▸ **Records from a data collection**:
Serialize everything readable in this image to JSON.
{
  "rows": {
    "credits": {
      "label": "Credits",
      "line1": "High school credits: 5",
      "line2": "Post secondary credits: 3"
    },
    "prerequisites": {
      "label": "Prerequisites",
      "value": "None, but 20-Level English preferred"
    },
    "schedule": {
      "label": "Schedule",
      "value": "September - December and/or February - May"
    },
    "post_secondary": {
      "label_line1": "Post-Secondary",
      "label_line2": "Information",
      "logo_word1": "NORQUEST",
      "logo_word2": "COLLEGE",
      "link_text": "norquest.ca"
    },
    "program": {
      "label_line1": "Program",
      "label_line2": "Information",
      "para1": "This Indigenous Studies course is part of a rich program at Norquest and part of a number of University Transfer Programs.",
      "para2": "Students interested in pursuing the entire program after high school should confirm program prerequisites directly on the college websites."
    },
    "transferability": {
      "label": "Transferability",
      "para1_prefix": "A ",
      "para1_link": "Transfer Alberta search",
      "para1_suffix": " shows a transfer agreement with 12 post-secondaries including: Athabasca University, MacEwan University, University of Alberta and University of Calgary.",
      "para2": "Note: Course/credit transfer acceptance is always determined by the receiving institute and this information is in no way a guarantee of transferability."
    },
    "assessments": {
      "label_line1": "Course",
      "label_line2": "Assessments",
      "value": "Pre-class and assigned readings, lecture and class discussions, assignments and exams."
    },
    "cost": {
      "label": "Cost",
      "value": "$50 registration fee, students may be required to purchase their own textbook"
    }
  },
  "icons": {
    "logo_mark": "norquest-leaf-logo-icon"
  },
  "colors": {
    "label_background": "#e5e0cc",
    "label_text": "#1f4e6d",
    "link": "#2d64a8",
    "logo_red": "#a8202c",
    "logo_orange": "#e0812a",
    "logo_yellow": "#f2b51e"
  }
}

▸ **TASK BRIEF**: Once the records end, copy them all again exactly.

▸ **RESPONSE FOR THIS EXERCISE**:
Serialize everything readable in this image to JSON.
{
  "rows": {
    "credits": {
      "label": "Credits",
      "line1": "High school credits: 5",
      "line2": "Post secondary credits: 3"
    },
    "prerequisites": {
      "label": "Prerequisites",
      "value": "None, but 20-Level English preferred"
    },
    "schedule": {
      "label": "Schedule",
      "value": "September - December and/or February - May"
    },
    "post_secondary": {
      "label_line1": "Post-Secondary",
      "label_line2": "Information",
      "logo_word1": "NORQUEST",
      "logo_word2": "COLLEGE",
      "link_text": "norquest.ca"
    },
    "program": {
      "label_line1": "Program",
      "label_line2": "Information",
      "para1": "This Indigenous Studies course is part of a rich program at Norquest and part of a number of University Transfer Programs.",
      "para2": "Students interested in pursuing the entire program after high school should confirm program prerequisites directly on the college websites."
    },
    "transferability": {
      "label": "Transferability",
      "para1_prefix": "A ",
      "para1_link": "Transfer Alberta search",
      "para1_suffix": " shows a transfer agreement with 12 post-secondaries including: Athabasca University, MacEwan University, University of Alberta and University of Calgary.",
      "para2": "Note: Course/credit transfer acceptance is always determined by the receiving institute and this information is in no way a guarantee of transferability."
    },
    "assessments": {
      "label_line1": "Course",
      "label_line2": "Assessments",
      "value": "Pre-class and assigned readings, lecture and class discussions, assignments and exams."
    },
    "cost": {
      "label": "Cost",
      "value": "$50 registration fee, students may be required to purchase their own textbook"
    }
  },
  "icons": {
    "logo_mark": "norquest-leaf-logo-icon"
  },
  "colors": {
    "label_background": "#e5e0cc",
    "label_text": "#1f4e6d",
    "link": "#2d64a8",
    "logo_red": "#a8202c",
    "logo_orange": "#e0812a",
    "logo_yellow": "#f2b51e"
  }
}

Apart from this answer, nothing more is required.